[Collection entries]

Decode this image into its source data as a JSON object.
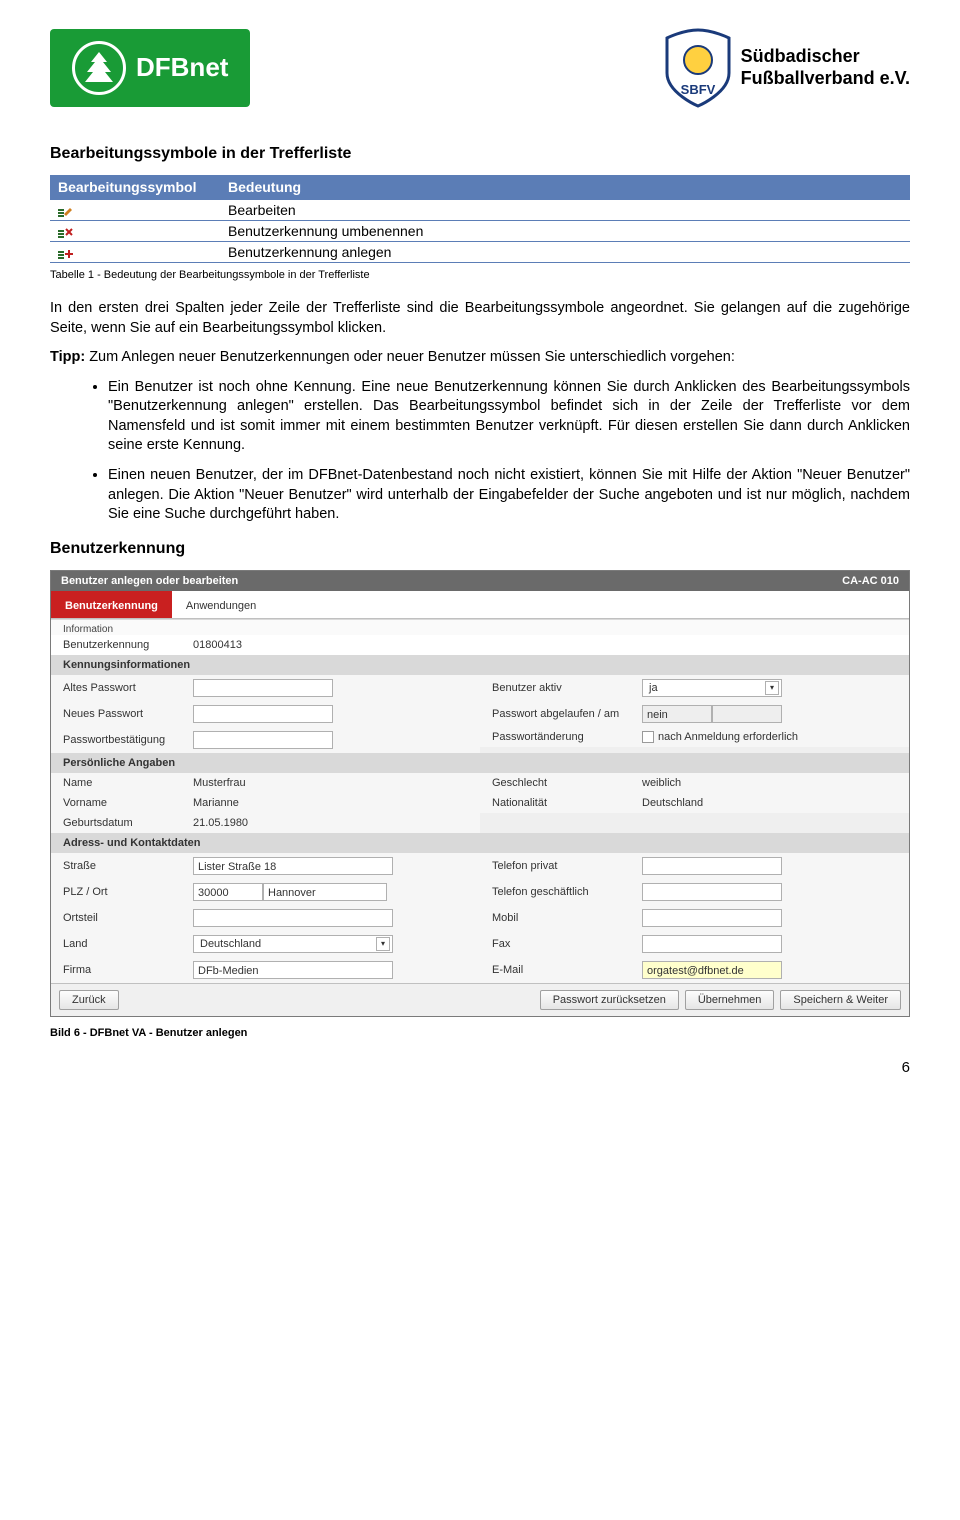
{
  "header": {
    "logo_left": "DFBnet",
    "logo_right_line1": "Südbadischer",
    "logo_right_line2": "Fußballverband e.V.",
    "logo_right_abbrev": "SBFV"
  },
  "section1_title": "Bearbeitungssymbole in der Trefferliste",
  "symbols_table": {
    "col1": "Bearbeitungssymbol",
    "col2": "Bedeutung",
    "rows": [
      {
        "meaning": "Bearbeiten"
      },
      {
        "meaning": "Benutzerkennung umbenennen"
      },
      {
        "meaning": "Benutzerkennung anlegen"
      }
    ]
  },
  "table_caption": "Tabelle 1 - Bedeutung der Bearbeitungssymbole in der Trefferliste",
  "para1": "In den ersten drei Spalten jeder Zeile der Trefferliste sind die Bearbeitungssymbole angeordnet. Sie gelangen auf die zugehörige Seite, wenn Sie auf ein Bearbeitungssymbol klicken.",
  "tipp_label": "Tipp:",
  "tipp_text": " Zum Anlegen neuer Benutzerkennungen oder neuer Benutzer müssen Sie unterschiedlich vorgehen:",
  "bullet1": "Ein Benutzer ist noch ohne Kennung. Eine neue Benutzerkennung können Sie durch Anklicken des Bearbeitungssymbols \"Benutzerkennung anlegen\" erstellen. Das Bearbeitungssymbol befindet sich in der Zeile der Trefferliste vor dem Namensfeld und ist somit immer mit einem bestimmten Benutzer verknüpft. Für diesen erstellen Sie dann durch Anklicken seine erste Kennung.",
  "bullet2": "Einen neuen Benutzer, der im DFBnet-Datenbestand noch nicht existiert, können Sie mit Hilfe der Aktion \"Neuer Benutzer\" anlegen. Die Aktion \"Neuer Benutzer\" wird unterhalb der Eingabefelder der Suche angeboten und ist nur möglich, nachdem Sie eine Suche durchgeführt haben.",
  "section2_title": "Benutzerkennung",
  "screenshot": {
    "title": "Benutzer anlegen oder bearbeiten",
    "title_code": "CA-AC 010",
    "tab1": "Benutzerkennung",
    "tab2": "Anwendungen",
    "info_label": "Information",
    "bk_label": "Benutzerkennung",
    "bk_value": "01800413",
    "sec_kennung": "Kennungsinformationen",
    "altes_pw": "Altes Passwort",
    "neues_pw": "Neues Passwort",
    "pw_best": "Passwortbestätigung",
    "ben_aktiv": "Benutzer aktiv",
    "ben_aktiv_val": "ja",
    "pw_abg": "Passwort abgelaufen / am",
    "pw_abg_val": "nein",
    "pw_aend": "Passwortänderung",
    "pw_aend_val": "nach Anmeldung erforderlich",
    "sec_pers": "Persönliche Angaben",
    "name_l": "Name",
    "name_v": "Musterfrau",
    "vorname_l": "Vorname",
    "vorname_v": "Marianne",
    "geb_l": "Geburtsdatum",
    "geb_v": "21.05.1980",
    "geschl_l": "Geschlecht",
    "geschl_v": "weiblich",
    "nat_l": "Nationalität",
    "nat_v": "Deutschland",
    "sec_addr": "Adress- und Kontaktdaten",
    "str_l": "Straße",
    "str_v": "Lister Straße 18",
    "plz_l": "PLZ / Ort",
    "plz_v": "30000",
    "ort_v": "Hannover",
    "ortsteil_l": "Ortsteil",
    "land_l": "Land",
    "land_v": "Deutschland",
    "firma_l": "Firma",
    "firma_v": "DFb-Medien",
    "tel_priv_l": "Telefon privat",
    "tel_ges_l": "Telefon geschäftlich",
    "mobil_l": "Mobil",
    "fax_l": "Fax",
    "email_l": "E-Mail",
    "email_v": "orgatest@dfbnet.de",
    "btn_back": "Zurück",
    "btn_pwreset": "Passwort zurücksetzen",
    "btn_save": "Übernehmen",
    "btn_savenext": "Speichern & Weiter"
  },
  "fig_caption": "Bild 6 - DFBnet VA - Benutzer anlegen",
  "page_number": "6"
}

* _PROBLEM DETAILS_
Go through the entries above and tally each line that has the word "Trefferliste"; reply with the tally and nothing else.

* _ANSWER BOX_
4